The Shadow Hand

Author  Shadow Robot Company

Video ID : 753

The Shadow Hand is a popular and well-known commercial, anthropomorphic robot hand.

Chapter 40 — Mobility and Manipulation

Oliver Brock, Jaeheung Park and Marc Toussaint

Mobile manipulation requires the integration of methodologies from all aspects of robotics. Instead of tackling each aspect in isolation,mobilemanipulation research exploits their interdependence to solve challenging problems. As a result, novel views of long-standing problems emerge. In this chapter, we present these emerging views in the areas of grasping, control, motion generation, learning, and perception. All of these areas must address the shared challenges of high-dimensionality, uncertainty, and task variability. The section on grasping and manipulation describes a trend towards actively leveraging contact and physical and dynamic interactions between hand, object, and environment. Research in control addresses the challenges of appropriately coupling mobility and manipulation. The field of motion generation increasingly blurs the boundaries between control and planning, leading to task-consistent motion in high-dimensional configuration spaces, even in dynamic and partially unknown environments. A key challenge of learning formobilemanipulation consists of identifying the appropriate priors, and we survey recent learning approaches to perception, grasping, motion, and manipulation. Finally, a discussion of promising methods in perception shows how concepts and methods from navigation and active perception are applied.

Yale Aerial Manipulator - Dollar Grasp Lab

Author  Paul E. I. Pounds, Daniel R. Bersak, Aaron M. Dollar

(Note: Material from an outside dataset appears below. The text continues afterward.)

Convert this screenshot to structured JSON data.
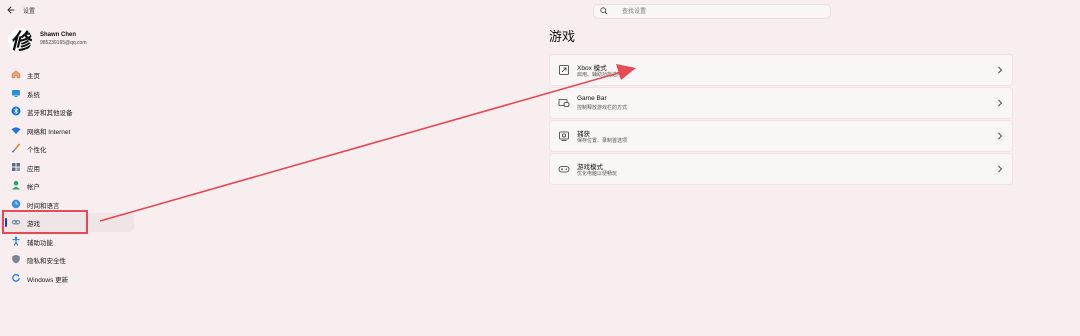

Video ID : 656

Aaron Dollar's Aerial Manipulator integrates a gripper that is able to directly grasp and transport objects.